EXERCISE MATERIAL:
::::::::
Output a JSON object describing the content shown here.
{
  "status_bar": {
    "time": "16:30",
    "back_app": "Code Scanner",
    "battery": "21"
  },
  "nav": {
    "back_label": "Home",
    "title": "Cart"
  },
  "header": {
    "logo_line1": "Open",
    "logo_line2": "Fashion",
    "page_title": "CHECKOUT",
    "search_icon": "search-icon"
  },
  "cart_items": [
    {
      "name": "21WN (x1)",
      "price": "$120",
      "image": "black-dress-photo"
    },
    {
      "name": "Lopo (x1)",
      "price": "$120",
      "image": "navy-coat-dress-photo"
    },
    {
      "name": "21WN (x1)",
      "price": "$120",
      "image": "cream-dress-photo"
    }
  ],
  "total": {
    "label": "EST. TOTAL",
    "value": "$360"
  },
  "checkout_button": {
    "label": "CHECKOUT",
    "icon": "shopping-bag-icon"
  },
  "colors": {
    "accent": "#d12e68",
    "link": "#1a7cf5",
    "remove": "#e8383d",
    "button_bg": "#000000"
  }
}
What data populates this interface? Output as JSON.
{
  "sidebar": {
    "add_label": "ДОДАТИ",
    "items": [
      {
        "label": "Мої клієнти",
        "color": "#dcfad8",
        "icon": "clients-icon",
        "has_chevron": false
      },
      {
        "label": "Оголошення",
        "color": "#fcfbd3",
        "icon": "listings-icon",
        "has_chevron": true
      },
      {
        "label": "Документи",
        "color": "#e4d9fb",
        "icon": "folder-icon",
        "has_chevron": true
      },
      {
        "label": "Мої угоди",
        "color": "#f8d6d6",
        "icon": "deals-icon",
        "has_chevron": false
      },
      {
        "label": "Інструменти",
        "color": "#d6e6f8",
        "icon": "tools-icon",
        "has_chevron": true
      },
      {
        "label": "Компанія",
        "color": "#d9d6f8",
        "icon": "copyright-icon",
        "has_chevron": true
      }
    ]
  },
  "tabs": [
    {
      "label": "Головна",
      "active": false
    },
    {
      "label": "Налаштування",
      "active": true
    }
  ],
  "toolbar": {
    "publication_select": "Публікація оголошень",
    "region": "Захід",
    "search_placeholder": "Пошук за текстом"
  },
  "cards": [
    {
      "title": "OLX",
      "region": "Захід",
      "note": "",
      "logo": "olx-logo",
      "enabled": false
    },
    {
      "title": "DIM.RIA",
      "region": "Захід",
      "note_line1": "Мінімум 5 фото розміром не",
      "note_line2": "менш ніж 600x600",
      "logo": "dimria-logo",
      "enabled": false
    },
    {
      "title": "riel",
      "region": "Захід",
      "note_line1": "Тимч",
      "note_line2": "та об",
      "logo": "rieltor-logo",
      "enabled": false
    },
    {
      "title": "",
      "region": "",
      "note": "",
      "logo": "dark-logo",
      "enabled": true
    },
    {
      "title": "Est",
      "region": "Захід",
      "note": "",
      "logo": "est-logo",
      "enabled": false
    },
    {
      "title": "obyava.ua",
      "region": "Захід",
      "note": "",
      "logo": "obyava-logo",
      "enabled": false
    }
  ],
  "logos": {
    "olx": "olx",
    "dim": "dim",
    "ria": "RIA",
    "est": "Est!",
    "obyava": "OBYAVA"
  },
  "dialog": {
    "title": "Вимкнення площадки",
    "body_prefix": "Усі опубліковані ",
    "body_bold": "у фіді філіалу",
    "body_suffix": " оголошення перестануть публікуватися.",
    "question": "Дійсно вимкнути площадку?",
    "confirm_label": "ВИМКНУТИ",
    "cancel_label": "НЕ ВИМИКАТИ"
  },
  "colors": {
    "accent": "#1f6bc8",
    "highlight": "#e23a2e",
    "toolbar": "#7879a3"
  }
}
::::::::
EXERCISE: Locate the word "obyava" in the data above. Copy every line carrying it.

EXERCISE ANSWER:
      "title": "obyava.ua",
      "logo": "obyava-logo",
    "obyava": "OBYAVA"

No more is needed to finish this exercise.